Formulation of biopharmaceuticals poses numerous challenges related to the chemical and physical properties of drugs, and the fact that nearly all such products are injected.
Formulation development is a “big piece of the drug development puzzle,” says M. Byron Kneller, Ph.D., associate director for analytical and formulation development at contract manufacturer and development firm CMC Biologics. The company specializes in early- and production-stage formulation development, not only for its manufacturing clients but also through standalone contract work.
Most of CMC’s customers are early-stage developers of biotherapeutics preparing for their first clinical cGMP batches. With such “young” projects, the key hurdles are logistical.
“Our main challenges are acquiring enough material to conduct all the formulation and stability studies,” notes Dr. Kneller. Material demand is particularly high for studies on highly concentrated protein drugs.
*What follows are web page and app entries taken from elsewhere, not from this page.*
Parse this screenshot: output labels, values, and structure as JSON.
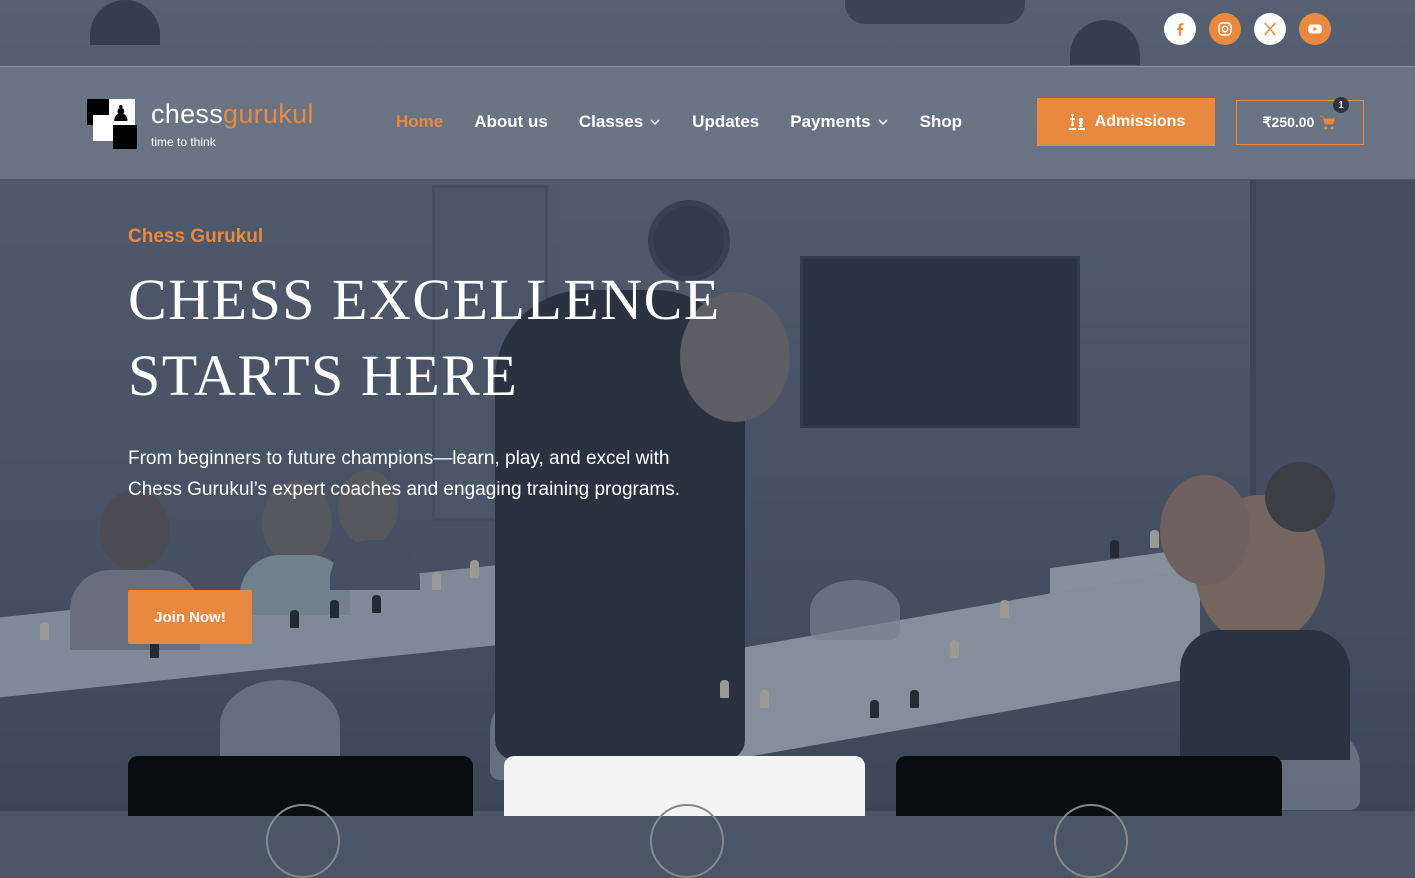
{
  "social": [
    {
      "name": "facebook",
      "icon": "facebook-icon",
      "color": "#e8893f",
      "bg": "#ffffff"
    },
    {
      "name": "instagram",
      "icon": "instagram-icon",
      "color": "#ffffff",
      "bg": "#e8893f"
    },
    {
      "name": "x",
      "icon": "x-icon",
      "color": "#e8893f",
      "bg": "#ffffff"
    },
    {
      "name": "youtube",
      "icon": "youtube-icon",
      "color": "#ffffff",
      "bg": "#e8893f"
    }
  ],
  "logo": {
    "name_part1": "chess",
    "name_part2": "gurukul",
    "tagline": "time to think"
  },
  "nav": {
    "items": [
      {
        "label": "Home",
        "active": true,
        "dropdown": false
      },
      {
        "label": "About us",
        "active": false,
        "dropdown": false
      },
      {
        "label": "Classes",
        "active": false,
        "dropdown": true
      },
      {
        "label": "Updates",
        "active": false,
        "dropdown": false
      },
      {
        "label": "Payments",
        "active": false,
        "dropdown": true
      },
      {
        "label": "Shop",
        "active": false,
        "dropdown": false
      }
    ]
  },
  "header": {
    "admissions_label": "Admissions",
    "cart_total": "₹250.00",
    "cart_count": "1"
  },
  "hero": {
    "eyebrow": "Chess Gurukul",
    "title_line1": "CHESS EXCELLENCE",
    "title_line2": "STARTS HERE",
    "description": "From beginners to future champions—learn, play, and excel with Chess Gurukul’s expert coaches and engaging training programs.",
    "cta_label": "Join Now!"
  },
  "theme": {
    "accent": "#e8893f",
    "text": "#ffffff"
  }
}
In many instances, when customers ask CMC to redesign the process from the cell line up, there is no material at all to work with. Formulation development may even stall until CMC’s manufacturing team can prepare sufficient material and work out upstream and downstream steps.
A related issue involves the stage at which defining formulation studies occur. “We try to do as much as we can early in development, but we attempt to save our pivotal studies for the end, when we have lots of material and the process is more or less locked. The final material we use should be representative of the drug substance produced during Phase III and beyond,” explains Dr. Kneller.
Even when material is scarce, or not representative of the final process output, it is possible to perform stress-degrading studies and to obtain some idea of factors that promote stability, and those that don’t. “For some molecules it might be oxidation, for others pH or heat,” continues Dr. Kneller. Such “preformulation” studies also help identify suitable analytical methods, and even guide downstream processing.
CMC has employed high-throughput and design-of-experiment approaches to obtain the most data, in timely fashion, from the smallest quantity of material. This strategy applies to liquid formulation as well as lyophilization.
Recent articles in GEN have highlighted the power of design-of-experiment and high-throughput approaches to formulation development. CMC is capable of conducting formulation development in that manner.
But because of development time constraints, the final formulation may not have been thoroughly and systematically optimized for that particular protein. “Sometimes customers only have time for a formulation that is good enough, that is suitable for clinical testing” admits Dr. Kneller. “They want a formulation that will serve them in Phases I and II, but in many cases it’s perfectly fine beyond that as well.”